[Items from a data source]
:::::

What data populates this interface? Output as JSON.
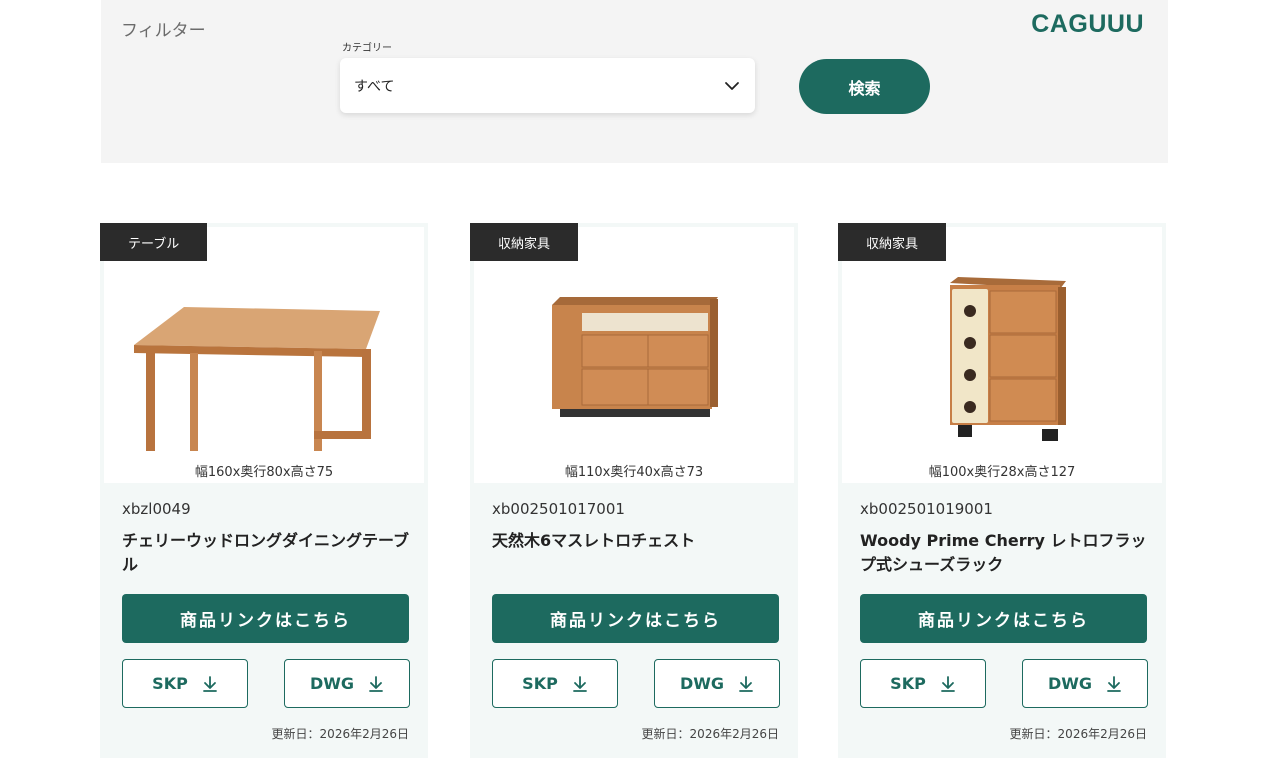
{
  "filter": {
    "title": "フィルター",
    "logo": "CAGUUU",
    "category_label": "カテゴリー",
    "category_value": "すべて",
    "search_label": "検索"
  },
  "colors": {
    "brand": "#1d6a5f",
    "badge": "#2b2b2b",
    "panel": "#f4f4f4",
    "card": "#f3f8f7"
  },
  "products": [
    {
      "badge": "テーブル",
      "dims": "幅160x奥行80x高さ75",
      "code": "xbzl0049",
      "name": "チェリーウッドロングダイニングテーブル",
      "link_label": "商品リンクはこちら",
      "skp_label": "SKP",
      "dwg_label": "DWG",
      "updated": "更新日：2026年2月26日",
      "image": "dining-table"
    },
    {
      "badge": "収納家具",
      "dims": "幅110x奥行40x高さ73",
      "code": "xb002501017001",
      "name": "天然木6マスレトロチェスト",
      "link_label": "商品リンクはこちら",
      "skp_label": "SKP",
      "dwg_label": "DWG",
      "updated": "更新日：2026年2月26日",
      "image": "chest-of-drawers"
    },
    {
      "badge": "収納家具",
      "dims": "幅100x奥行28x高さ127",
      "code": "xb002501019001",
      "name": "Woody Prime Cherry レトロフラップ式シューズラック",
      "link_label": "商品リンクはこちら",
      "skp_label": "SKP",
      "dwg_label": "DWG",
      "updated": "更新日：2026年2月26日",
      "image": "shoe-rack"
    }
  ]
}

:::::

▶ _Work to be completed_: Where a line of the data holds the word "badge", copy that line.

▶ _Answer for the task_:
    "badge": "#2b2b2b",
      "badge": "テーブル",
      "badge": "収納家具",
      "badge": "収納家具",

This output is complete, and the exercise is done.